The Bad News: I have much catching up to do on the book review front.
The Good News: I have plenty of ammo (literary, you understand, not literally) ready to fire.
I have been reading a lot in the last couple of months, picking up a new book almost as soon as that which went before it had a chance to hit the “have read” book shelf. You’ll be glad to hear that I’ve moved away from my cycling literature obsession somewhat and am now dividing my team between cycling biographies (and other cycling related books) and fiction.
I had a bonus free 10 euro to spend in Hodges Figgis, my favourite bookshop of all time and an institution on Dawson St. in Dublin, courtesy of their loyalty card system. I took this as an opportunity to make a shopping trip out of the day! After spending a languorous afternoon wandering around the shop, I picked out three new titles to bring home with me – two of which I’d read reviews on and wanted to get before I had even got to the shop and the third title… was a complete gamble.
Unbeknownst to me at the time, this apparently unheard of novel was just about to be released in the cinemas as a major blockbuster movie. Whoops.
Tony and Susan by Arthur Wright
Well, where to begin with this.
Firstly, if you haven’t seen the film yet, don’t watch it until after you’ve read the book. The film is very good and worth watching but the characters in the movie (and the actors/actresses used) are very different to what I had imagined from reading the book. It’s not a show stopper, but it is quite different.
You are reading a novel about someone else reading a novel, which initially might turn you off all that reading. But no, it works and it was brilliantly done. I loved the way this book was written, from the way the protagonist and her own story is weaved in and out from the internal novel is utterly flawless and makes for truly addictive reading.
This kind of structure has the potential to lead to a stilted, annoying flow so to execute it as skilfully as the writer has here is an achievement to be applauded.
The central character is Susan Morrow who is gifted a draft novel by her estranged ex-husband and asked to read it for her valuable critique. She then sits down to read the novel over the course of three sittings, following the story of Tony and his family who are subjected to a terrible crime along a remote US highway.
I didn’t particularly any of the characters in this novel, with none of them demonstrating much likeability.
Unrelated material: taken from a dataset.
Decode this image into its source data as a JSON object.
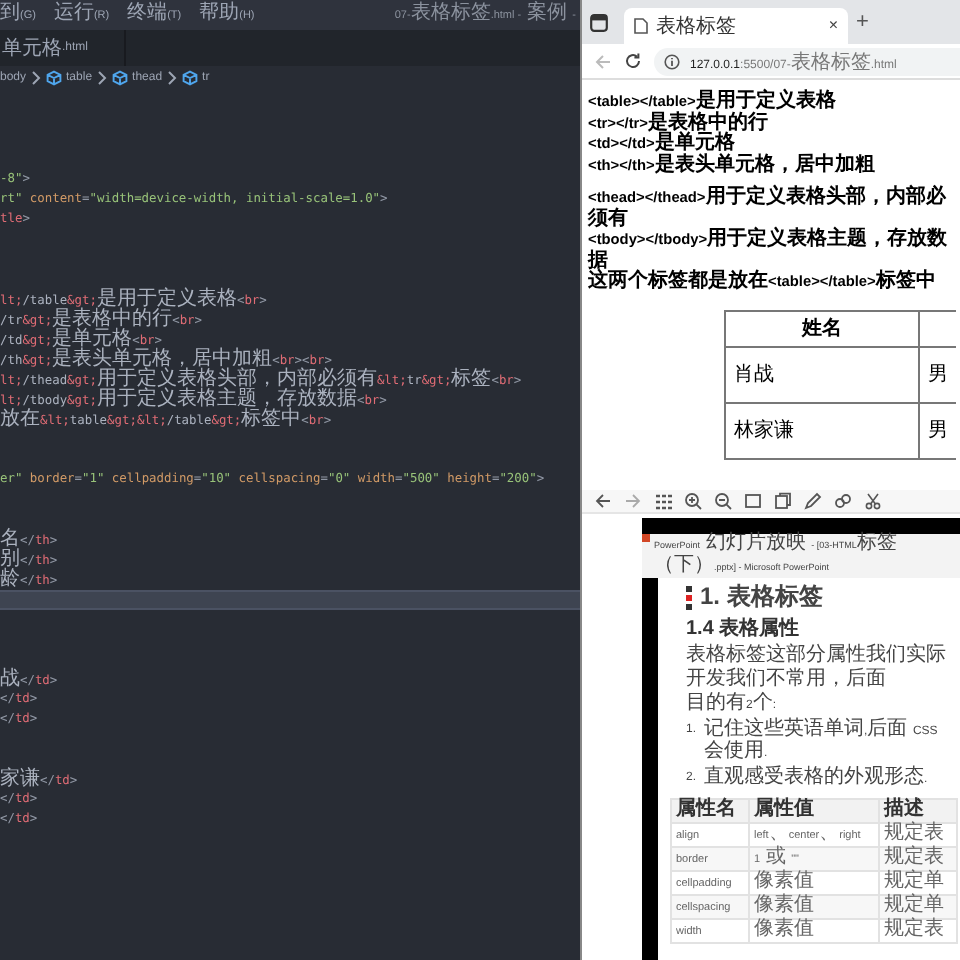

But I thought they were well-crafted and I had no trouble with the image I had in my head for each and every character. This is remarkably absent from so many novels nowadays that I feel the need to highlight this skill when it does present itself.
The structure of this novel is divided, as I mentioned, into three sittings during which the protagonist reads the novel. In between, there are numerous interludes where we learn more about Susan’s own life and her backstory. All the while wondering what possible connection there might be between her story and the one she is reading. It flows effortlessly and if you had the time, you could quite easily read this in one sitting.
This book is utterly addictive. You want to keep reading. You want to know what’s going to happen next. You really want to know what’s going to happen at the end. This is one of the rare novels where the atmosphere and intensity of the book builds relentlessly and the reader remains glued to the pages with an impending sense of horror yet to be revealed.
A physical anxiety in my chest sat without rest for the few days it took me to get through this novel. My mind raced through possibilities as I made my way toward the ending and it refused to let it go even when I wasn’t reading it.
I still think about now, a week later after finishing it. I keep playing it over on my head, thinking about the characters, wondering about what happened, wanting to re-read it almost immediately just to make sure I didn’t miss anything.
I gave it to my mom just so I have someone to talk about it with. And I will be giving it to friends, family and anyone else willing to read it… just so I have more people to talk about it with!
There are very few books that make this level for me. We Need to Talk About Kevin is what it reminds of. Impending sense of horror, deep anxiety and utter suspense.
Oh and by the way, the movie is very good and I would highly recommend watching it, but just to note that although in one way, the film is quite true to the book, it’s not necessarily how I imagined it.
Would love to hear your thoughts if you’ve read this novel yourself! Please leave a comment below!